What is the count of lines in the data that hold the string "modified"? State the number alone.

************

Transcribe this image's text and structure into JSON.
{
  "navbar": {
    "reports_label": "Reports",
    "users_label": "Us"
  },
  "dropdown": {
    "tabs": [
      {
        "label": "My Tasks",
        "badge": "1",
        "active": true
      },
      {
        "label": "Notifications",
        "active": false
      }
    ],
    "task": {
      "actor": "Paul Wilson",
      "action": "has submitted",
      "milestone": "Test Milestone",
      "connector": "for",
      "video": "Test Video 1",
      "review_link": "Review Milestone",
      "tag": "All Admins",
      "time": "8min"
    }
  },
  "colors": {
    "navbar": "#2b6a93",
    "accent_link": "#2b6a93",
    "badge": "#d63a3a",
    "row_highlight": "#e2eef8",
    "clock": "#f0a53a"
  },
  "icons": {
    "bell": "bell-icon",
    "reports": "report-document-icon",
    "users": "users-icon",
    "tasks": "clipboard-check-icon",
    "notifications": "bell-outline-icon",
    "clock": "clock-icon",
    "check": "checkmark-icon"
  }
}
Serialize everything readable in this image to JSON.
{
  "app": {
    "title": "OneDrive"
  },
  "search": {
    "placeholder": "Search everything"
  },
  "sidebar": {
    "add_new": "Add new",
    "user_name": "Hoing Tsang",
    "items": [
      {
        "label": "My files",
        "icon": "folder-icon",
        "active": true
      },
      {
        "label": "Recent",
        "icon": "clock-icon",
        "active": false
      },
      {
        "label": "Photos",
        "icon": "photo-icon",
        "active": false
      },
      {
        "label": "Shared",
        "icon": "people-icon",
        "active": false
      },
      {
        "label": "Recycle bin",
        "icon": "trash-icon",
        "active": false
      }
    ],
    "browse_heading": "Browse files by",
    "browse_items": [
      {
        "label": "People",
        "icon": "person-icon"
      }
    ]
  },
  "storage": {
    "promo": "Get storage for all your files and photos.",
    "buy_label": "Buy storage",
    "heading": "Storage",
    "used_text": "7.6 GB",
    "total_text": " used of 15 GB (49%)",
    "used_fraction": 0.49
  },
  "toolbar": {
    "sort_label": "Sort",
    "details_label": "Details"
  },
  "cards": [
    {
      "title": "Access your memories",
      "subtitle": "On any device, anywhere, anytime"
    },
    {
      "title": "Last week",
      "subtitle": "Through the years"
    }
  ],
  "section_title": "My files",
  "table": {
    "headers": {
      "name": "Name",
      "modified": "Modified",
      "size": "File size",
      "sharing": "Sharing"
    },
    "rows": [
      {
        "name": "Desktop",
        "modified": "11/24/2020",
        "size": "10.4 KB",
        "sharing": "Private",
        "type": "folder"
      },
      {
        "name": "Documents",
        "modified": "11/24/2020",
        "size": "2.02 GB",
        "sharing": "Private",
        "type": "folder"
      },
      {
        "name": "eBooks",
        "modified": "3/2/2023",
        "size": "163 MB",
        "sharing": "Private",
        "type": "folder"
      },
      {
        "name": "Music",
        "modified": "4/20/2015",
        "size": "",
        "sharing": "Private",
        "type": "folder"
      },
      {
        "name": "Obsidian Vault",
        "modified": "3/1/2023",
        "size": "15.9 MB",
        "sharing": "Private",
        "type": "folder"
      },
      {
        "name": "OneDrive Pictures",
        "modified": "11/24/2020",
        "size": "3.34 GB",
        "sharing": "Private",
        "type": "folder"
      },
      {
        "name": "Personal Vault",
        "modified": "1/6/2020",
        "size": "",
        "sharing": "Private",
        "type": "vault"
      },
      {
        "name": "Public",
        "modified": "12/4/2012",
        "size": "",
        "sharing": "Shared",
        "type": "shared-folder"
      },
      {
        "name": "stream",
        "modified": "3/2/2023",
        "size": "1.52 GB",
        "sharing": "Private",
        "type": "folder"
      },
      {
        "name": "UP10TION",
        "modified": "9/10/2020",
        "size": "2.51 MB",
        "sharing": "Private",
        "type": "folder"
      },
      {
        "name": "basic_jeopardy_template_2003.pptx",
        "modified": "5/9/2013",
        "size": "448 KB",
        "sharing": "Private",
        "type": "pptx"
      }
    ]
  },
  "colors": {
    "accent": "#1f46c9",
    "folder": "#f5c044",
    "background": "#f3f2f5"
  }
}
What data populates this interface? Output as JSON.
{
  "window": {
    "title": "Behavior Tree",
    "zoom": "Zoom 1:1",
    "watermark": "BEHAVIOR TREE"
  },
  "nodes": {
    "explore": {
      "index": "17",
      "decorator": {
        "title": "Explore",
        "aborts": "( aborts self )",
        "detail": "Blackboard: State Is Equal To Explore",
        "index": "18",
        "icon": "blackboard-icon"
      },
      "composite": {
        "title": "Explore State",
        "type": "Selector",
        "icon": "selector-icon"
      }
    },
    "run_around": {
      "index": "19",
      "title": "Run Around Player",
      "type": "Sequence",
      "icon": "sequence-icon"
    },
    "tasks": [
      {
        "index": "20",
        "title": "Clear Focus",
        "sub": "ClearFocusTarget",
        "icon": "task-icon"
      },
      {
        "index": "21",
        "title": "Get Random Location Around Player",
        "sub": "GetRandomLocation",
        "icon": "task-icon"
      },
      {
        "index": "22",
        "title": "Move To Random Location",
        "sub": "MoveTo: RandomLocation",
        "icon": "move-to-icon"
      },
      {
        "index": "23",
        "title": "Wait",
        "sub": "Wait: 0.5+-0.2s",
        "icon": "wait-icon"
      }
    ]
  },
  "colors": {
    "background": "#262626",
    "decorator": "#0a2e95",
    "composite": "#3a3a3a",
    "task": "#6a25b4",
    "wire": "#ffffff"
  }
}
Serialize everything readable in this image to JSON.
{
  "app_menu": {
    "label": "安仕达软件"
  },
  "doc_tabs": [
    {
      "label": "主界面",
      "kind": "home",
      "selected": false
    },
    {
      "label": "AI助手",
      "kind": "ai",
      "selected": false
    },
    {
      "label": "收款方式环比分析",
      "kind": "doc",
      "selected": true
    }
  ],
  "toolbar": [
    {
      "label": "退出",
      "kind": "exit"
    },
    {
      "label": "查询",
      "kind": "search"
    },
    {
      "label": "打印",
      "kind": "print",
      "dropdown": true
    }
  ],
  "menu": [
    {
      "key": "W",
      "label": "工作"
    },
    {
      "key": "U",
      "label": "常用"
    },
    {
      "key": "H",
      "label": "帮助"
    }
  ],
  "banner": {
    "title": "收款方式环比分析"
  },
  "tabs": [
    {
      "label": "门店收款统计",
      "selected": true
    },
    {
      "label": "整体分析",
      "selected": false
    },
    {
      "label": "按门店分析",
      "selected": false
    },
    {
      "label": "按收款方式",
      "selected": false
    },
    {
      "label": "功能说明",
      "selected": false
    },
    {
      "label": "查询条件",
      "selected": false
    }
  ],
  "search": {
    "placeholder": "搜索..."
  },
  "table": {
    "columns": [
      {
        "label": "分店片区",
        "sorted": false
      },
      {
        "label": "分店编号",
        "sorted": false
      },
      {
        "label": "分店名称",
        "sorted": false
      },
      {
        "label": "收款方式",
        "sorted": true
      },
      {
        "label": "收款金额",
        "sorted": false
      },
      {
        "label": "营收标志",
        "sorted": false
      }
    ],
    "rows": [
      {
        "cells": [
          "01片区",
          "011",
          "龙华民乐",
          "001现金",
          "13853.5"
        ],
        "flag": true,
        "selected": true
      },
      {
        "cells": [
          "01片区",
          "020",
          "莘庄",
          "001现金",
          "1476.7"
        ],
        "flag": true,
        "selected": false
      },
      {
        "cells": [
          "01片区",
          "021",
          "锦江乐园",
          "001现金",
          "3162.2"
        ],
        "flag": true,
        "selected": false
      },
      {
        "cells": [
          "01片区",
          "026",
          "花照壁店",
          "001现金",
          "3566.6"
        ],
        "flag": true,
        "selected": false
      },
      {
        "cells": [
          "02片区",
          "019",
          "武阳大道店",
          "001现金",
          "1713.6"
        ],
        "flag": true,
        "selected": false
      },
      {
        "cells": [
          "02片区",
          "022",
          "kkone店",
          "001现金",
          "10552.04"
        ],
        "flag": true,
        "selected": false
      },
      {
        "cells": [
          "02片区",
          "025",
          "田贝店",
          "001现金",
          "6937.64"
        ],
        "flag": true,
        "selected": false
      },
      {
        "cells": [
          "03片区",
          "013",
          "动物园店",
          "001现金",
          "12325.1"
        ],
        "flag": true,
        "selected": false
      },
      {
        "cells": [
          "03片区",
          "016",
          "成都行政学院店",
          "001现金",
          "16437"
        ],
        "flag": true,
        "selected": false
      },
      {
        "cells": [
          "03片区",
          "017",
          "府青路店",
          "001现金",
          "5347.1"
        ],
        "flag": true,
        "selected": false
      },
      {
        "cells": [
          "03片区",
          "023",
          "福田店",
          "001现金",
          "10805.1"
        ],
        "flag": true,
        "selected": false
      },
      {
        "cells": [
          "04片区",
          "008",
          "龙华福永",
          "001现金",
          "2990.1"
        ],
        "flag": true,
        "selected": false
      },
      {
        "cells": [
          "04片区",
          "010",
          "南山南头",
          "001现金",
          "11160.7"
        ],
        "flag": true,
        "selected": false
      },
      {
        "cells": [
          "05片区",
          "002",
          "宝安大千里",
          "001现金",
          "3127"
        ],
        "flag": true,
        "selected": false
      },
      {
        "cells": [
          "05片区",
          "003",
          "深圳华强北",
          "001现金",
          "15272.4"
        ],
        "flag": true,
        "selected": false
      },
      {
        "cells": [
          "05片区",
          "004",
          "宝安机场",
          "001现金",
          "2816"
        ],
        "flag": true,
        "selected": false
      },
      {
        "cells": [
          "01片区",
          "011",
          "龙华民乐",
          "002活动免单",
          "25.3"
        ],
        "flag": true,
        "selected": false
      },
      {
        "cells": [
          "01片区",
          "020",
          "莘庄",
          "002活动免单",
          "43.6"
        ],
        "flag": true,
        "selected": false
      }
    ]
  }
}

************

> **ANSWER FOR THE TASK**
12